Holden's warped view of his parents denigrates them without even considering that the Caulfields may be blameless. Can we really trust Holden's view of his parents? Isn't he unethically stacking the deck so that we are prohibited from obtaining an objective view of them? We are given so few facts and scenes to describe them that we have trouble refuting Holden, except that we know he is holding something back from us. No couple could merit such a denunciation from a son. If what he has revealed about the Caulfields is true, carefully selected though the information may be, can we blame them for their anger, hysteria, and desire for privacy? These would be logical reactions if an offspring were so apathetic as to be kicked out of several reputable schools and then became anxious to write a book about his family while recovering from insanity. And what is wrong about working hard to support children, to enable them to have the best education possible? What exactly is phony about being a lawyer? Even though Holden's vagueness works well for him, making his parents appear base, mercenary, isolated, distant, and careless, it denies any redeeming qualities that would upset Holden's persuasive thesis that adult society is corrupt.
According to Holden, D. B. represents wholehearted acceptance of society's norms. In Holden's caustic terms, D. B. is a "prostitute" who lives in Hollywood, where he makes buckets of money producing popular movies, such as the Annapolis love story which might prevent him from joining the family at Christmas.
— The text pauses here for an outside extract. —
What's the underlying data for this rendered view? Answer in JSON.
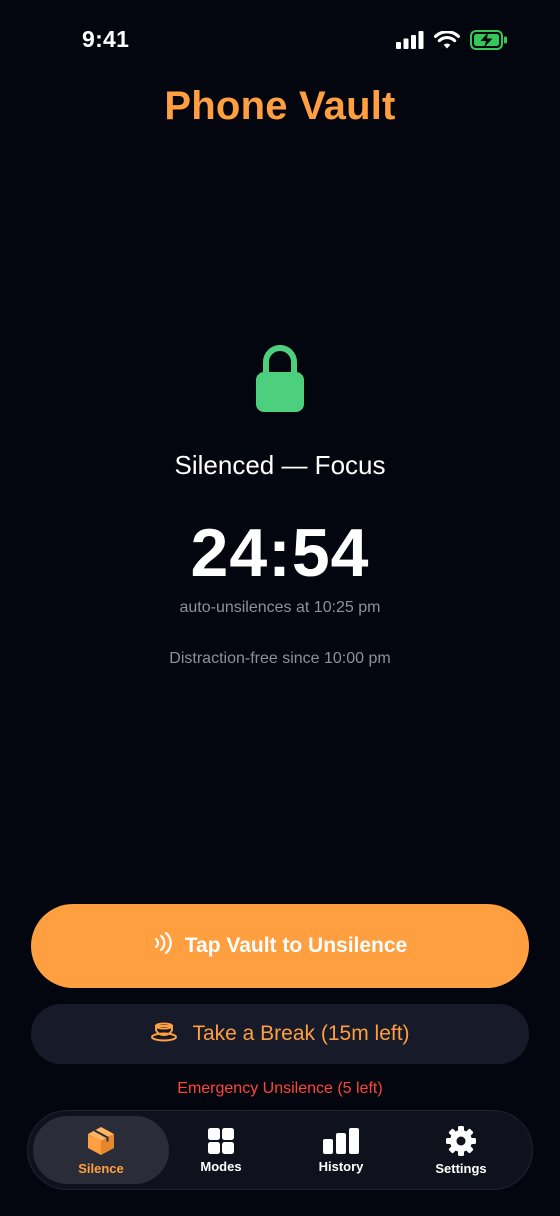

D. B. appears to symbolize the successful all-American man...
(The entire section is 2944 words.)
J D Salinger's first and only novel, The Catcher in the Rye (1951), has undergone in recent years a steady if overinsistent devaluation. The more it becomes academically respectable, the more it becomes fair game for those critics who are self-sworn to expose every manifestation of what seems to them a chronic disparity between appearance and reality. It is critical child's play to find fault with Salinger's novel. Anyone can see that the prose is mannered (the pejorative word for stylized); no one actually talks like its first-person hero Holden Caulfield. Moreover, we are told that Holden, as poor little rich boy, is too precocious and specialized an adolescent for his plight to have larger-than-prepschool significance....
(The entire section is 2524 words.)